Even if you do, your child’s credit activity associated with the card will be deleted from their file when you remove them, so they’d have to start from scratch. Your child can’t get their own card or a loan as long as their credit report is frozen, so establishing and improving their credit score would be a struggle.
The good news is that there’s a way to reduce the risk of identity fraud while helping your child build credit early on—FreeKick.
FreeKick—Credit Building and Monitoring for Children and Young Adults
FreeKick is created by Austin Capital Bank, which is a Federal Deposit Insurance Corporation-insured (FDIC-insured) bank. It combines an FDIC-insured deposit account with additional services to help your child:
- Establish and build a credit profile
- Monitor their credit profile to detect identity fraud
If you’re tired of numerous monthly subscriptions, this will be good news for you. FreeKick is free with a one-time deposit, but you can also choose between two plans with smaller deposits and annual fees:
- Free—one-time FDIC-insured deposit of $2,500
- $49/Yr—one-time FDIC-insured deposit of $1,750
- $99/Yr—one-time FDIC-insured deposit of $1,000
How FreeKick Builds Your Child’s Credit Profile
You can give your child a significant financial advantage in three quick steps:
- Create an Account—Go to FreeKick.bank and choose from the above plans

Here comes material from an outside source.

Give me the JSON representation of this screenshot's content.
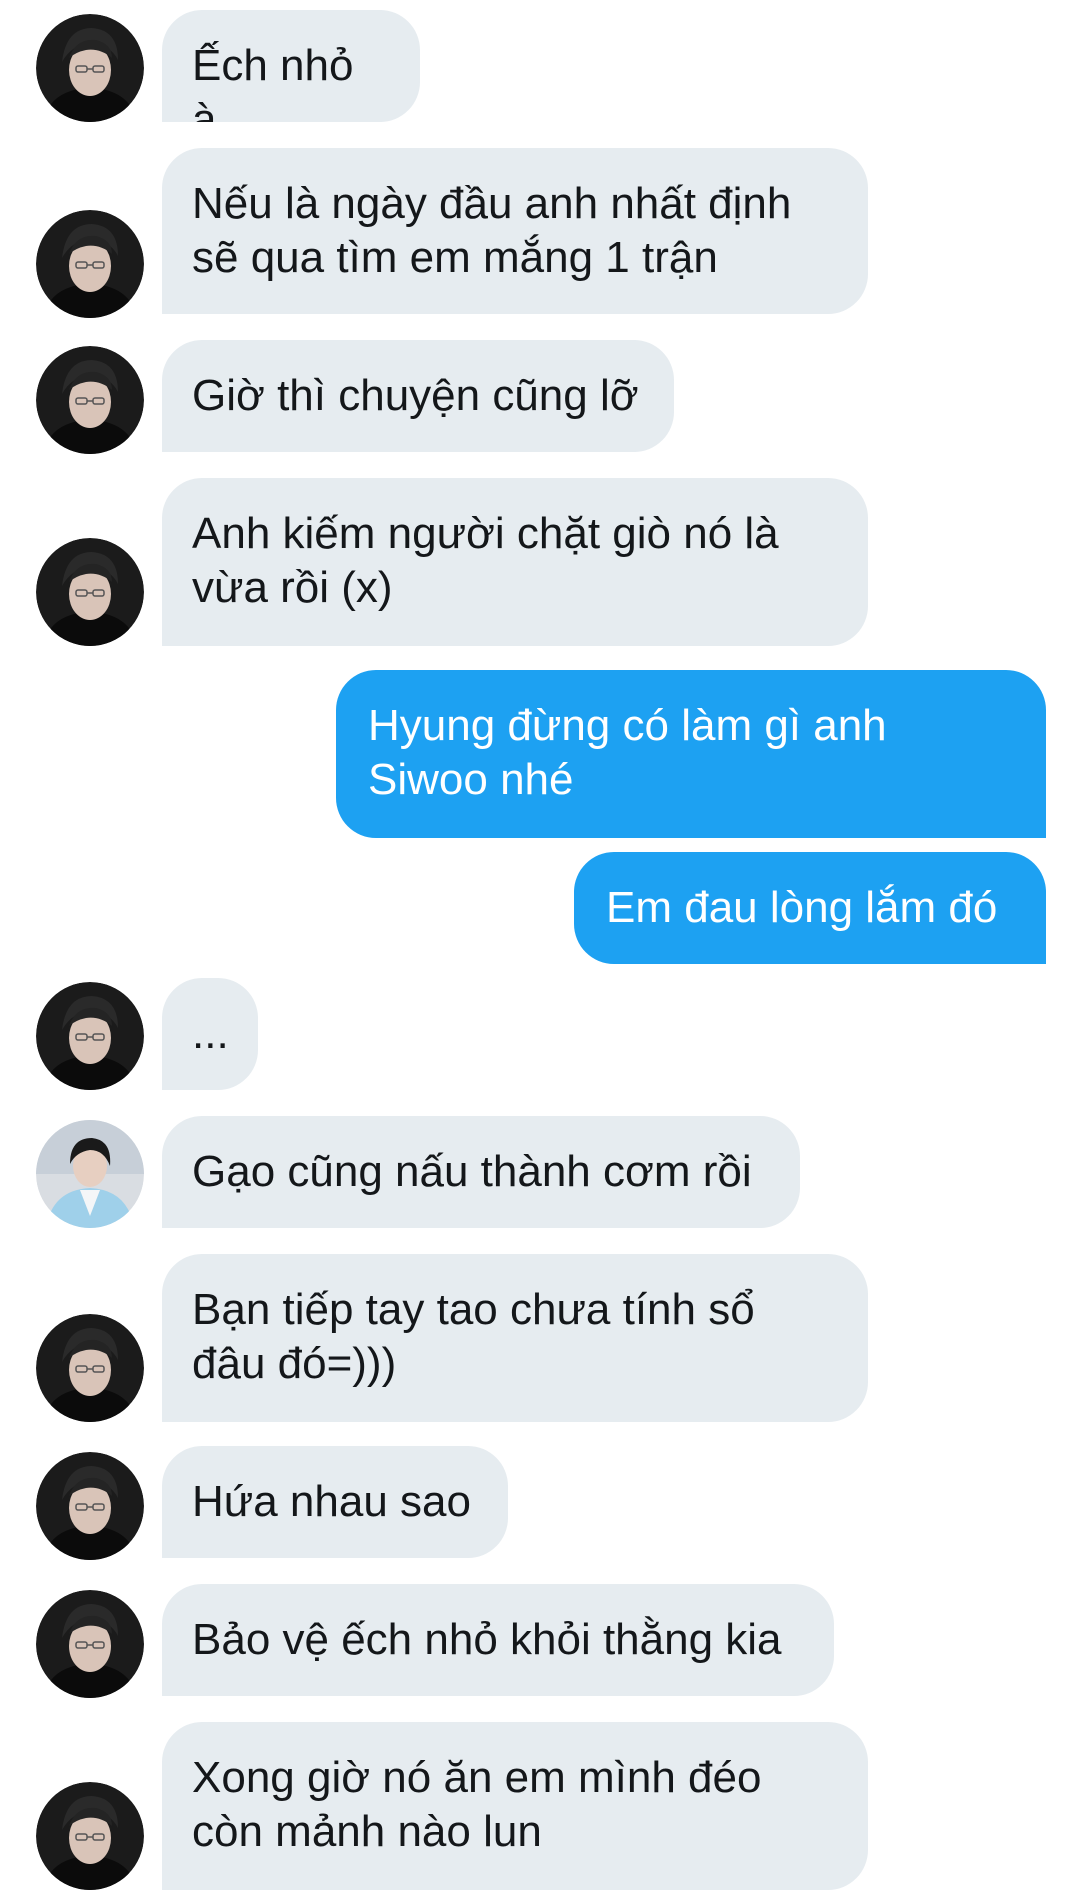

- Set It and Forget It—When you sign up, FreeKick will start building 12 months of credit history without ongoing action needed on your part
- Keep Growing—After the subscription ends, you can renew it to let your child build another 12 months of credit history or cancel it and get your deposit back
If your child is a legal adult (18 and over in most states), FreeKick will immediately start reporting their payment history to the three nationwide credit bureaus. If they’re a minor (typically 14–17), credit history will be reported when they reach legal age, as credit bureaus only accept it for adults. Either way, your child will benefit greatly from building credit early, as doing so can save them over $200,000 throughout adulthood.
You can close your FreeKick account at any time! Note that while FreeKick doesn’t penalize early cancellations, no credit can ever be reported if your child is a minor at the time of closing the account due to the credit bureaus’ policies.
Reduce the Risk of Identity Fraud Through Credit Profile Monitoring With FreeKick
As a credit freeze might not give your child sufficient protection, FreeKick offers credit monitoring services to help you keep their information safe. Much like the credit-building service, the platform’s security measures don’t require a parent’s constant involvement.
Help your child get the financial stability and independence they need early on—sign up for FreeKick.
Featured image source: Towfiqu barbhuiya